EduCare is the UK’s leading provider of essential duty of care and safeguarding training. Here they share some information on the upcoming GDPR and how you can ensure your school is ready.
As the enforcement date of 25th May 2018 approaches, your school should be promoting a strong culture of protecting data ahead of the General Data Protection Regulation (GDPR) being implemented. As the deadline for this gets ever closer; everyone that deals with personal data will be responsible for ensuring they comply with the GDPR.
How does the new General Data Protection Regulation apply to schools?

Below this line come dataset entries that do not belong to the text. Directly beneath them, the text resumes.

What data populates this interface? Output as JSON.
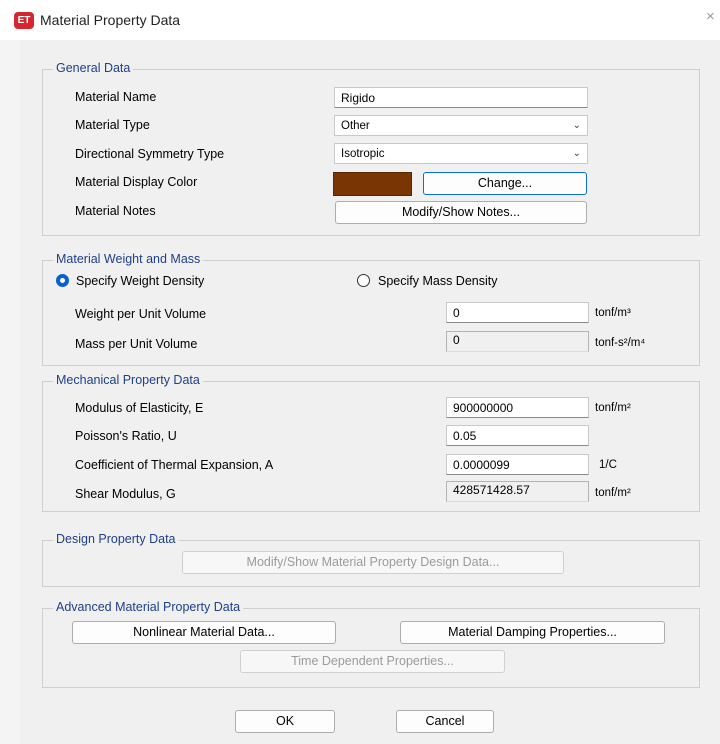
{
  "window": {
    "title": "Material Property Data",
    "app_icon_text": "ET",
    "close_glyph": "×"
  },
  "general": {
    "title": "General Data",
    "name_label": "Material Name",
    "name_value": "Rigido",
    "type_label": "Material Type",
    "type_value": "Other",
    "symmetry_label": "Directional Symmetry Type",
    "symmetry_value": "Isotropic",
    "color_label": "Material Display Color",
    "color_value": "#7a3504",
    "change_button": "Change...",
    "notes_label": "Material Notes",
    "notes_button": "Modify/Show Notes..."
  },
  "weight": {
    "title": "Material Weight and Mass",
    "radio_weight": "Specify Weight Density",
    "radio_mass": "Specify Mass Density",
    "selected": "weight",
    "weight_label": "Weight per Unit Volume",
    "weight_value": "0",
    "weight_unit": "tonf/m³",
    "mass_label": "Mass per Unit Volume",
    "mass_value": "0",
    "mass_unit": "tonf-s²/m⁴"
  },
  "mechanical": {
    "title": "Mechanical Property Data",
    "e_label": "Modulus of Elasticity,  E",
    "e_value": "900000000",
    "e_unit": "tonf/m²",
    "u_label": "Poisson's Ratio,  U",
    "u_value": "0.05",
    "a_label": "Coefficient of Thermal Expansion,  A",
    "a_value": "0.0000099",
    "a_unit": "1/C",
    "g_label": "Shear Modulus,  G",
    "g_value": "428571428.57",
    "g_unit": "tonf/m²"
  },
  "design": {
    "title": "Design Property Data",
    "button": "Modify/Show Material Property Design Data..."
  },
  "advanced": {
    "title": "Advanced Material Property Data",
    "nonlinear_button": "Nonlinear Material Data...",
    "damping_button": "Material Damping Properties...",
    "time_button": "Time Dependent Properties..."
  },
  "footer": {
    "ok": "OK",
    "cancel": "Cancel"
  }
}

GDPR encompasses any personal data that is stored and processed using computers, as well as any data that is stored on paper in any manual filing system. Whether it is on a standalone computer, a network server, in the cloud or as hand written notes.
For example, in an educational setting that means all, and any, personal data held on students, parents, staff and governors.
Organisations must be able to demonstrate how they are actually doing this in practice – not just produce a series of policies or protocols that are compliant.
Below, we detail the three key steps to get ahead before 25th May.
1) Produce a data map
In the example of a school, the setting needs to identify all categories of data that are held about students and staff, the purpose for which it is held and how it is being processed. By doing this the organisation will become familiar with the personal data ecosystem within the school.
This information can then be used to run an audit. To help do this the ICO has an audit tool that RAG rates* your current practice and gives a clear indication of where your strengths and areas for improvement are. The result can then be printed off. As you progress you can go back and conduct the audit as many times as you want to measure progress; this provides a useful framework for planning as well as good evidence of action taken.
Red: not implemented or planned
Amber: partially implemented or planned
Green: successfully implemented
2) Promote good practice
Your organisation should already be promoting a strong culture of protecting data. In preparing for the GDPR you should:
- Appoint a data protection officer
- Train staff
- Carry out an information audit
- Update and review policies and procedures
- Tell people why the data is being collected
3) Ask questions
In addition to a clear description of the data, the following questions should be asked of those people that are responsible for collating personal data.
- What information is being collected?
- Who is collecting it?
- How is it collected?
- Why is it being collected?
- How will it be used?
- Who will it be shared with?
- How long will you keep it for?
- How will it be kept secure?
- What process is it needed for? (e.g. admissions, recruitment)
- How is security maintained?
- Who has access to the information?
- Who manages the data?
- Who are the data subjects?
- What is the source of the data?
- What software is used? (if any)
- Where does the data go inside the organisation?
- How is the data stored?
- Does the data leave the organisation?
- Does data flow outside of borders? (that is national borders to areas not covered by GDPR).
Test your GDPR strength against these three potential data issues
To identify how prepared you and your organisation are for the GDPR’s enforcement date of 25th May 2018, we have put together three questions relating to potential data problems for you to resolve. Answer these below:
Issue 1: Governors
Confidential papers are being distributed to governors using personal email addresses. They may contain sensitive personal information about staff. When a governor’s term of office finishes you have no control over the deletion or destruction of confidential documents kept digitally. How would you resolve this?
Issue 2: Cashless pay system
The establishment where you work has introduced a new cashless catering system, which involves both collecting new data for a new purpose and using existing data for a new purpose. What should be conducted?
Issue 3: Holding data externally
Staff are holding student data on personal USB drives and using them to take student data offsite to work at home. This means that staff may have several USBs with student data on them, and some may have transferred the data to home equipment. What should you do?
Find out more
These three scenarios are answered in the latest GDPR training course that has been launched by EduCare: ‘A Practical Guide to the GDPR for Education’. The course gives real-world scenarios and sample solutions to help schools and settings prepare for 25th May 2018 and is available individually or as an addition to EduCare for Education, EduCare’s complete safeguarding and duty of care training service.